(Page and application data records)
────────

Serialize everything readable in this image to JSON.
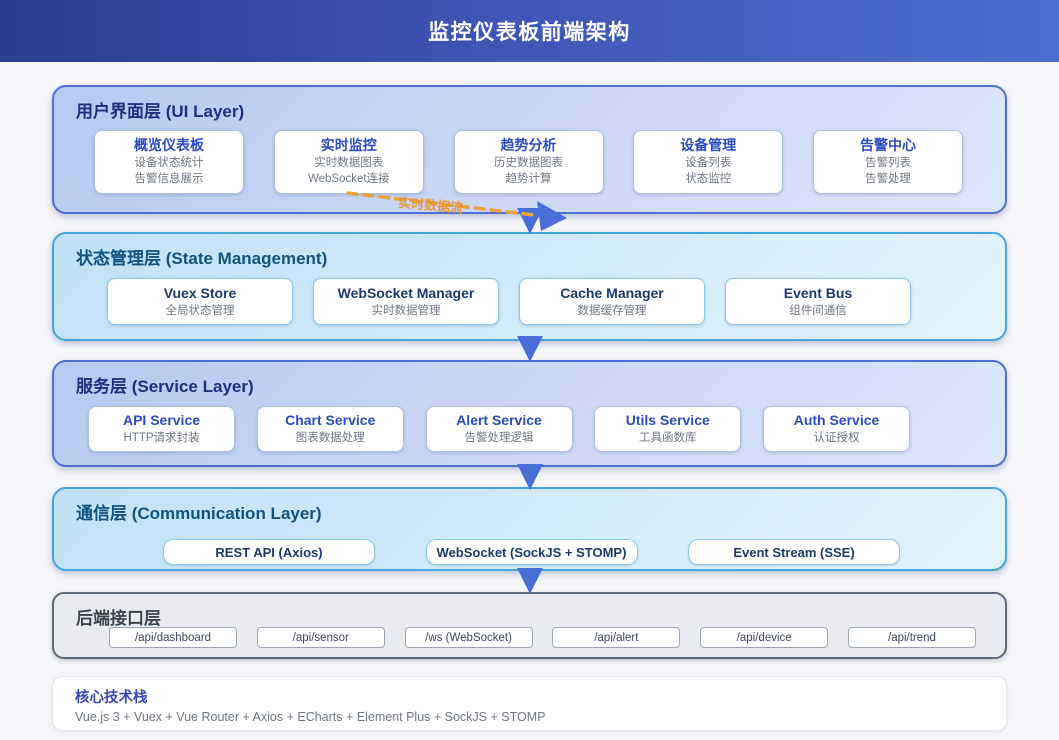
{
  "header": {
    "title": "监控仪表板前端架构"
  },
  "layers": {
    "ui": {
      "title": "用户界面层 (UI Layer)",
      "cards": [
        {
          "title": "概览仪表板",
          "lines": [
            "设备状态统计",
            "告警信息展示"
          ]
        },
        {
          "title": "实时监控",
          "lines": [
            "实时数据图表",
            "WebSocket连接"
          ]
        },
        {
          "title": "趋势分析",
          "lines": [
            "历史数据图表",
            "趋势计算"
          ]
        },
        {
          "title": "设备管理",
          "lines": [
            "设备列表",
            "状态监控"
          ]
        },
        {
          "title": "告警中心",
          "lines": [
            "告警列表",
            "告警处理"
          ]
        }
      ]
    },
    "state": {
      "title": "状态管理层 (State Management)",
      "cards": [
        {
          "title": "Vuex Store",
          "lines": [
            "全局状态管理"
          ]
        },
        {
          "title": "WebSocket Manager",
          "lines": [
            "实时数据管理"
          ]
        },
        {
          "title": "Cache Manager",
          "lines": [
            "数据缓存管理"
          ]
        },
        {
          "title": "Event Bus",
          "lines": [
            "组件间通信"
          ]
        }
      ]
    },
    "service": {
      "title": "服务层 (Service Layer)",
      "cards": [
        {
          "title": "API Service",
          "lines": [
            "HTTP请求封装"
          ]
        },
        {
          "title": "Chart Service",
          "lines": [
            "图表数据处理"
          ]
        },
        {
          "title": "Alert Service",
          "lines": [
            "告警处理逻辑"
          ]
        },
        {
          "title": "Utils Service",
          "lines": [
            "工具函数库"
          ]
        },
        {
          "title": "Auth Service",
          "lines": [
            "认证授权"
          ]
        }
      ]
    },
    "communication": {
      "title": "通信层 (Communication Layer)",
      "pills": [
        "REST API (Axios)",
        "WebSocket (SockJS + STOMP)",
        "Event Stream (SSE)"
      ]
    },
    "backend": {
      "title": "后端接口层",
      "endpoints": [
        "/api/dashboard",
        "/api/sensor",
        "/ws (WebSocket)",
        "/api/alert",
        "/api/device",
        "/api/trend"
      ]
    }
  },
  "tech_stack": {
    "title": "核心技术栈",
    "items": "Vue.js 3 + Vuex + Vue Router + Axios + ECharts + Element Plus + SockJS + STOMP"
  },
  "annotations": {
    "realtime_flow_label": "实时数据流"
  },
  "colors": {
    "header_gradient_start": "#2c3c8e",
    "header_gradient_end": "#4b6ed1",
    "blue_layer_border": "#4f6fd2",
    "cyan_layer_border": "#45a5d9",
    "gray_layer_border": "#5f6b7a",
    "arrow_blue": "#4a6fd8",
    "flow_orange": "#e8963c"
  }
}
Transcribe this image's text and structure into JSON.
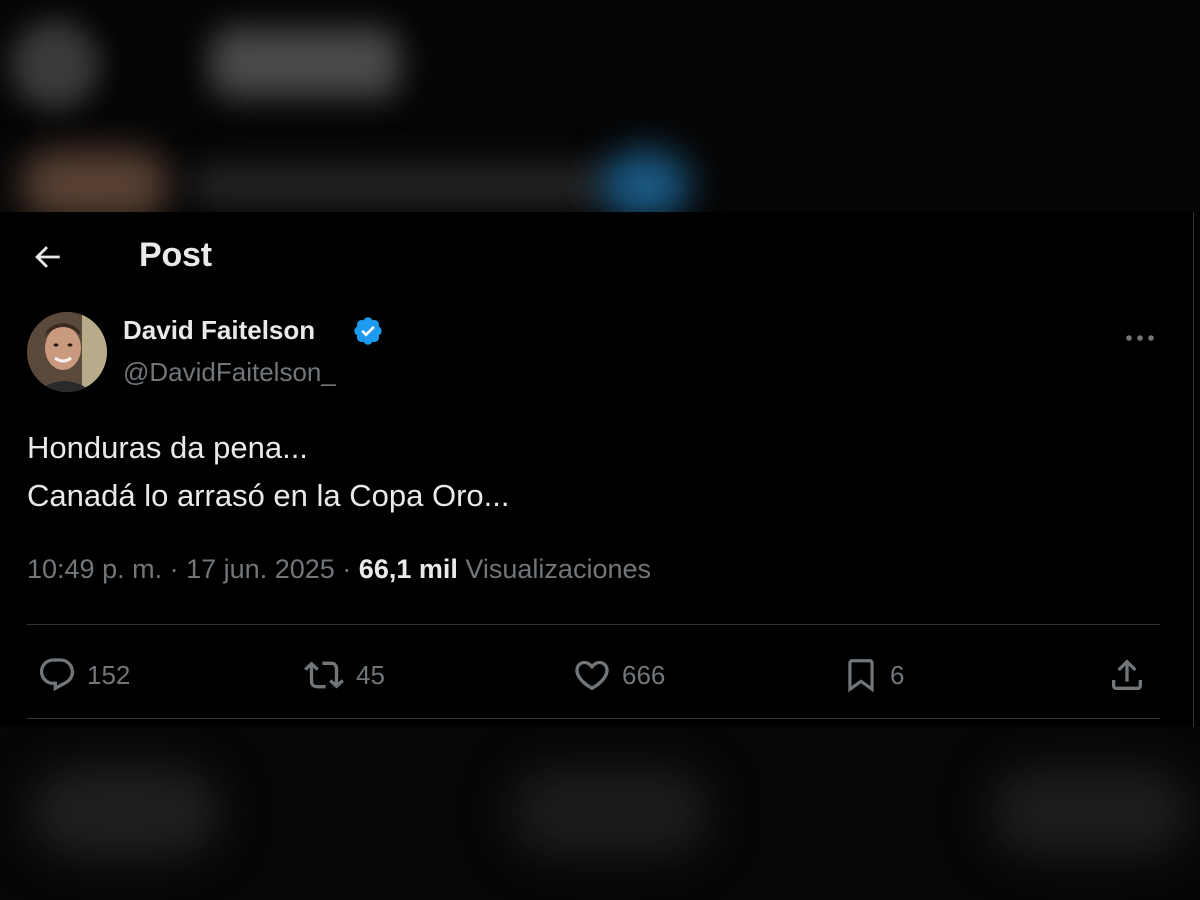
{
  "header": {
    "title": "Post",
    "back_icon": "arrow-left-icon"
  },
  "author": {
    "name": "David Faitelson",
    "handle": "@DavidFaitelson_",
    "verified": true,
    "verified_color": "#1d9bf0"
  },
  "post": {
    "lines": [
      "Honduras da pena...",
      "Canadá lo arrasó en la Copa Oro..."
    ]
  },
  "meta": {
    "time": "10:49 p. m.",
    "separator": "·",
    "date": "17 jun. 2025",
    "views_count": "66,1 mil",
    "views_label": "Visualizaciones"
  },
  "actions": {
    "replies": "152",
    "reposts": "45",
    "likes": "666",
    "bookmarks": "6"
  },
  "colors": {
    "background": "#000000",
    "text_primary": "#e7e9ea",
    "text_secondary": "#71767b",
    "divider": "#2f3336"
  }
}
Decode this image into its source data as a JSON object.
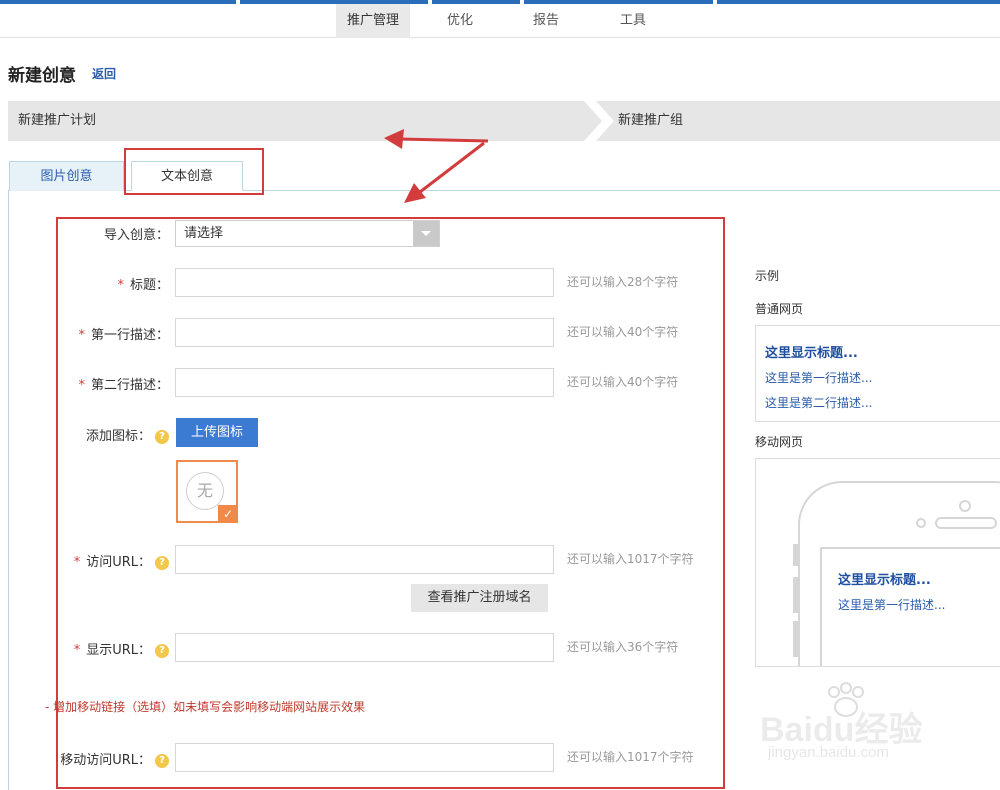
{
  "nav": {
    "items": [
      {
        "label": "推广管理",
        "active": true
      },
      {
        "label": "优化",
        "active": false
      },
      {
        "label": "报告",
        "active": false
      },
      {
        "label": "工具",
        "active": false
      }
    ]
  },
  "header": {
    "title": "新建创意",
    "back_label": "返回"
  },
  "steps": [
    "新建推广计划",
    "新建推广组"
  ],
  "tabs": [
    {
      "label": "图片创意",
      "active": false
    },
    {
      "label": "文本创意",
      "active": true
    }
  ],
  "form": {
    "import": {
      "label": "导入创意：",
      "value": "请选择"
    },
    "title": {
      "label": "标题：",
      "value": "",
      "hint": "还可以输入28个字符"
    },
    "desc1": {
      "label": "第一行描述：",
      "value": "",
      "hint": "还可以输入40个字符"
    },
    "desc2": {
      "label": "第二行描述：",
      "value": "",
      "hint": "还可以输入40个字符"
    },
    "icon": {
      "label": "添加图标：",
      "upload_label": "上传图标",
      "none_label": "无"
    },
    "visit_url": {
      "label": "访问URL：",
      "value": "",
      "hint": "还可以输入1017个字符"
    },
    "domain_button": "查看推广注册域名",
    "display_url": {
      "label": "显示URL：",
      "value": "",
      "hint": "还可以输入36个字符"
    },
    "mobile_toggle": "- 增加移动链接（选填）如未填写会影响移动端网站展示效果",
    "mobile_url": {
      "label": "移动访问URL：",
      "value": "",
      "hint": "还可以输入1017个字符"
    },
    "required_mark": "*",
    "help_mark": "?"
  },
  "example": {
    "title": "示例",
    "pc_label": "普通网页",
    "pc_preview": {
      "title": "这里显示标题...",
      "line1": "这里是第一行描述...",
      "line2": "这里是第二行描述..."
    },
    "mobile_label": "移动网页",
    "mobile_preview": {
      "title": "这里显示标题...",
      "line1": "这里是第一行描述..."
    }
  },
  "watermark": {
    "brand": "Baidu经验",
    "url": "jingyan.baidu.com"
  },
  "colors": {
    "accent": "#2a6ebb",
    "highlight": "#d23c3c",
    "upload_button": "#3b7bd1",
    "link": "#2a5caa",
    "icon_selected": "#f08a4b"
  },
  "icons": [
    "dropdown-arrow-icon",
    "help-icon",
    "check-icon",
    "none-icon",
    "arrow-annotation-icon"
  ]
}
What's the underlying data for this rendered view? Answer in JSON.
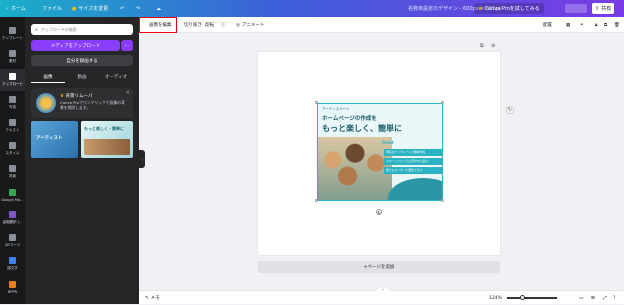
{
  "topbar": {
    "home": "ホーム",
    "file": "ファイル",
    "resize": "サイズを変更",
    "doc_title": "名称未設定のデザイン - 600px × 600px",
    "try_pro": "Canva Proを試してみる",
    "share": "共有"
  },
  "rail": {
    "items": [
      {
        "label": "テンプレート",
        "icon": "template-icon"
      },
      {
        "label": "素材",
        "icon": "elements-icon"
      },
      {
        "label": "アップロード",
        "icon": "upload-icon"
      },
      {
        "label": "写真",
        "icon": "photo-icon"
      },
      {
        "label": "テキスト",
        "icon": "text-icon"
      },
      {
        "label": "スタイル",
        "icon": "style-icon"
      },
      {
        "label": "背景",
        "icon": "background-icon"
      },
      {
        "label": "Google Ma…",
        "icon": "maps-icon"
      },
      {
        "label": "協働翻訳 (…",
        "icon": "translate-icon"
      },
      {
        "label": "QRコード",
        "icon": "qrcode-icon"
      },
      {
        "label": "描文字",
        "icon": "handwriting-icon"
      },
      {
        "label": "BPPR",
        "icon": "app-icon"
      }
    ]
  },
  "panel": {
    "search_placeholder": "アップロードの検索",
    "upload_button": "メディアをアップロード",
    "record_button": "自分を録画する",
    "tabs": [
      "画像",
      "動画",
      "オーディオ"
    ],
    "promo_title": "背景リムーバ",
    "promo_text": "Canva Proでワンクリックで画像の背景を削除します。",
    "thumb_text": "アーティスト",
    "thumb2_text": "もっと楽しく・簡単に"
  },
  "toolbar": {
    "edit_image": "画像を編集",
    "crop": "切り抜き",
    "flip": "反転",
    "animate": "アニメート",
    "position": "配置"
  },
  "design": {
    "brand": "アーティスページ",
    "headline1": "ホームページの作成を",
    "headline2": "もっと楽しく、簡単に",
    "point_label": "Point",
    "points": [
      "豊富なテンプレートで簡単作成",
      "スマートフォンでも見やすい設計",
      "誰でもカンタンに更新できる"
    ]
  },
  "canvas": {
    "add_page": "+ページを追加"
  },
  "bottombar": {
    "notes": "メモ",
    "zoom": "124%"
  },
  "colors": {
    "accent": "#8b3dff",
    "teal": "#2ab3c2",
    "highlight": "#e60012"
  }
}
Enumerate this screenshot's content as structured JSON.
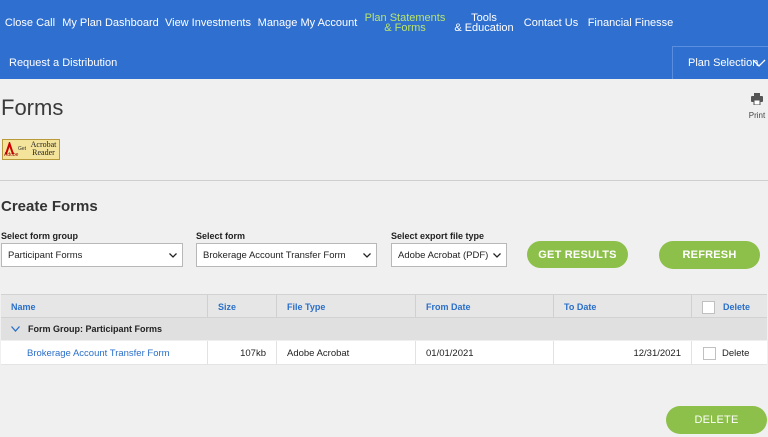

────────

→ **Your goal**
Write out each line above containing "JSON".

→ **Solution to this exercise**
Serialize everything readable in this image to JSON.
Transcribe this image's text and structure into JSON.
Decode this image into its source data as a JSON object.
What's the underlying data for this rendered view? Answer in JSON.
Enumerate this screenshot's content as structured JSON.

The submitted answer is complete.